- Caribbean Barramundi
2 fresh barramundi fillets, 6 to 8 oz. each
1 tbsp. lemon juice
For black bean gravy:
3 c. black beans, cooked, drained and rinsed
8 c. water
1 clove garlic, minced
1 tsp. cayenne pepper
3 oz. coconut milk
2 tbsp. unsalted butter
1 tbsp. diced green chilies, seeded
1 tbsp. unsalted butter
1 fresh banana, sliced lengthwise into quarters, then cut in half, to yield 8 pieces
½ red bell pepper, seeded and julienned
½ orange bell pepper, seeded and julienned
½ yellow bell pepper, seeded and julienned
12 oz. quinoa, cooked
1 c. commercial mango salsa
1 avocado, pitted and halved
4 to 6 orange or grapefruit segments
Preheat oven to 300 degrees. Place fillets in shallow, oven-safe pan. Add lemon juice, salt, pepper and just enough water to cover the bottom of the pan. Place in oven uncovered and bake for 12 minutes.
For black bean gravy:
Combine black beans, water, garlic and cayenne in a large pot and bring to a boil. Remove from heat and rest for 10 minutes. Reserving the cooking liquid, strain the beans and put them in a blender. Puree into a paste and set aside. Ladle ½ c. cooking liquid into a sauté pan. Add coconut milk, butter and green chilies. Bring to a boil, then remove from heat. Slowly add black bean puree until mixture reaches desired thickness.
In a saucepan over low heat, melt 1 tbsp. butter and add sliced banana. Cook until softened and slightly caramelized.
Location Details The Bistro On 2nd
For each of two plates, place the raw peppers on plate, then cover with half of the quinoa, allowing peppers to show for color. Place barramundi atop quinoa. Drizzle the banana-butter sauce over the fish, then lay four banana strips atop. Top with black bean gravy and mango salsa. Place halved avocado on the plate and top with citrus segments. Garnish with any leftover banana pieces. Yields 2 servings.
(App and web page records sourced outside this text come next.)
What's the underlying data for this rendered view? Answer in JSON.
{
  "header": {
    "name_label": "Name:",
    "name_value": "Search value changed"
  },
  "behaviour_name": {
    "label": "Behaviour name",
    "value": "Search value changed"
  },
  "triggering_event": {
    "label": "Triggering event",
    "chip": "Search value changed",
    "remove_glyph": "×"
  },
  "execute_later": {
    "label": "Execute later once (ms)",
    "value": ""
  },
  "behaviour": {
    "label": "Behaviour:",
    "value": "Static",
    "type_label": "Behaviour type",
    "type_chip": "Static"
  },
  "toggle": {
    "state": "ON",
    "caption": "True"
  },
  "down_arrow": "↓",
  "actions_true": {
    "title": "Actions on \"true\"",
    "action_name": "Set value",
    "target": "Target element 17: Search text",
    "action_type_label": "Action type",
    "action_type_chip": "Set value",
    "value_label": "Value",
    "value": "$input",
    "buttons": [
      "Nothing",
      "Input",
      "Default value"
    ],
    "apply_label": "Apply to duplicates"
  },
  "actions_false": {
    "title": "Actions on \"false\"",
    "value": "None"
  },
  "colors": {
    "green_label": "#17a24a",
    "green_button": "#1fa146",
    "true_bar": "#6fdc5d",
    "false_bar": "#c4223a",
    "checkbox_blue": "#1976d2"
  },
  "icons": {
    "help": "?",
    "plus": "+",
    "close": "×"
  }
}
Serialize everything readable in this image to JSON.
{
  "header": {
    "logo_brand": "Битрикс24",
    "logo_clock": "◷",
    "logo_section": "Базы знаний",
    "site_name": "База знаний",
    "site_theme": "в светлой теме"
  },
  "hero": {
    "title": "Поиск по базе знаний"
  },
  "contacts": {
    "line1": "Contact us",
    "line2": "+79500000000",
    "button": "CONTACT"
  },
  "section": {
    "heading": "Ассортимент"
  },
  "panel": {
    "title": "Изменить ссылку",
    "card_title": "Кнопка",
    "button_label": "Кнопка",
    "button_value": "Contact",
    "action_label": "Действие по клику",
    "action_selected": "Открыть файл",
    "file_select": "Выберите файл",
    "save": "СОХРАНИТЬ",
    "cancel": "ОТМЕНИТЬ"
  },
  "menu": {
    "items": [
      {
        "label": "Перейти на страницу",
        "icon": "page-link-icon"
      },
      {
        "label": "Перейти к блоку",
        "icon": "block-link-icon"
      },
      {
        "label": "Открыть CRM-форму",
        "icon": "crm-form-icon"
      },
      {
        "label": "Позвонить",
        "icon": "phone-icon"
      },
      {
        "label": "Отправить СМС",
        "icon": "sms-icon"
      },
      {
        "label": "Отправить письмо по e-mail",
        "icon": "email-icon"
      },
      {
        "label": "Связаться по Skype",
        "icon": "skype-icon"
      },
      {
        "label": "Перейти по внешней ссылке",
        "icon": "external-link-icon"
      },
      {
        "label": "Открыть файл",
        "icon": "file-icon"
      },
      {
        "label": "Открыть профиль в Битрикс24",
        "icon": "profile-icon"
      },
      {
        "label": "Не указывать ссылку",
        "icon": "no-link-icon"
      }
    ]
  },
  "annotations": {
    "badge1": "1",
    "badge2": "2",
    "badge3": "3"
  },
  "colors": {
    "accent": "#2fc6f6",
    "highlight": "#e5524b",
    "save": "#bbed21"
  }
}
As with most of the recipes at The Bistro on 2nd, this is a collaboration of ideas and tastes from chef Kevin Clayton and me. Having lived in the Caribbean briefly, Kevin wanted to put a spin on a traditional Caribbean dish his family loved. We decided to cut back on the cayenne heat and Caribbean spices to go with my love for citrus and caramelized bananas, which still pairs nicely with the traditional black bean gravy. (Kevin notes that this dish has a mild heat — feel free to add more cayenne.)
Our guests have come to love the different tastes and twists we put on our dishes and sauces, especially those with fish. Our sauces can go from one extreme to another, from sweet to spicy, whereas the flavors of some restaurants are fairly similar and go in one direction. This comes from the cohesiveness between myself and Kevin in the kitchen. He may go in one direction with a sauce, I in another, and each time we come up with an even better finished product. Two mouths are better than one!
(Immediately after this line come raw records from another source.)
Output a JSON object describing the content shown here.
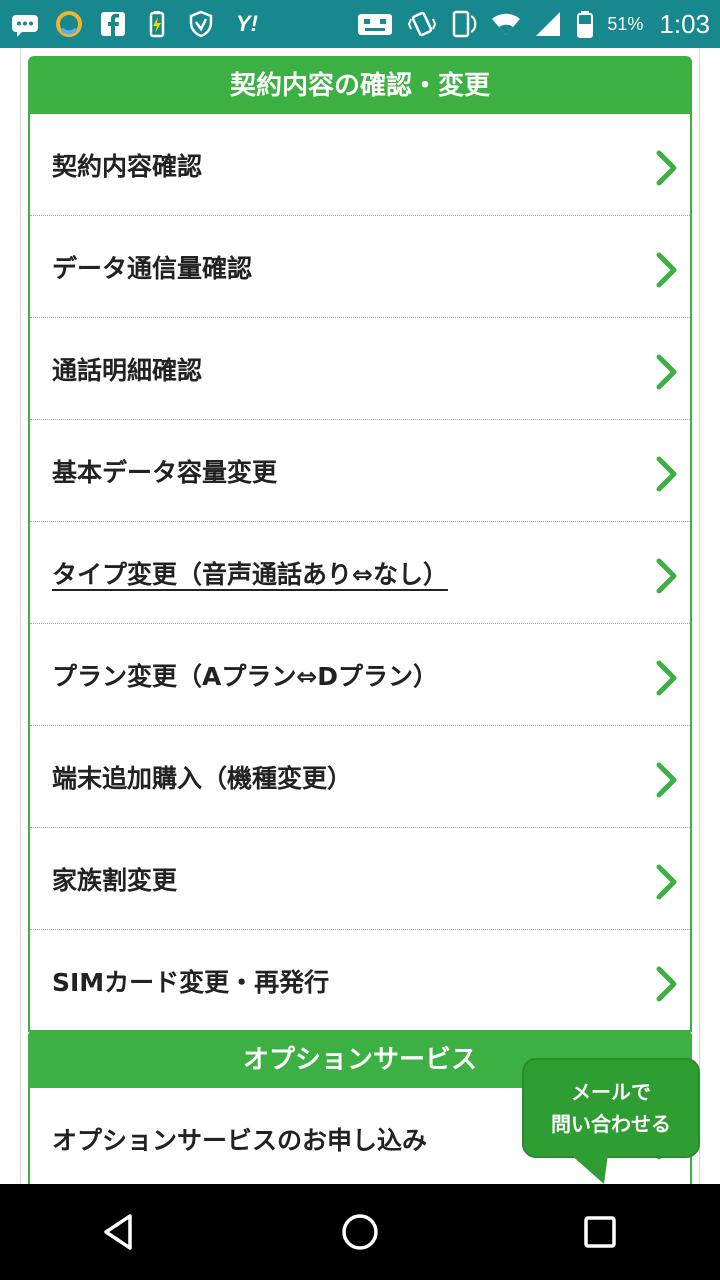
{
  "status_bar": {
    "icons_left": [
      "chat-icon",
      "ring-icon",
      "facebook-icon",
      "battery-saver-icon",
      "shield-icon",
      "yahoo-icon"
    ],
    "icons_right": [
      "mail-robot-icon",
      "vibrate-icon",
      "rotate-icon",
      "wifi-icon",
      "signal-icon",
      "battery-icon"
    ],
    "yahoo_text": "Y!",
    "battery_percent": "51%",
    "time": "1:03"
  },
  "contract_section": {
    "header": "契約内容の確認・変更",
    "items": [
      {
        "label": "契約内容確認"
      },
      {
        "label": "データ通信量確認"
      },
      {
        "label": "通話明細確認"
      },
      {
        "label": "基本データ容量変更"
      },
      {
        "label": "タイプ変更（音声通話あり⇔なし）"
      },
      {
        "label": "プラン変更（Aプラン⇔Dプラン）"
      },
      {
        "label": "端末追加購入（機種変更）"
      },
      {
        "label": "家族割変更"
      },
      {
        "label": "SIMカード変更・再発行"
      }
    ]
  },
  "option_section": {
    "header": "オプションサービス",
    "items": [
      {
        "label": "オプションサービスのお申し込み"
      }
    ]
  },
  "mail_bubble": {
    "line1": "メールで",
    "line2": "問い合わせる"
  },
  "colors": {
    "status_bar": "#16888e",
    "accent_green": "#3cb043",
    "bubble_green": "#2e9e33",
    "nav_bar": "#000000"
  }
}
— Submitted by The Bistro on 2nd owner Rick Velliquette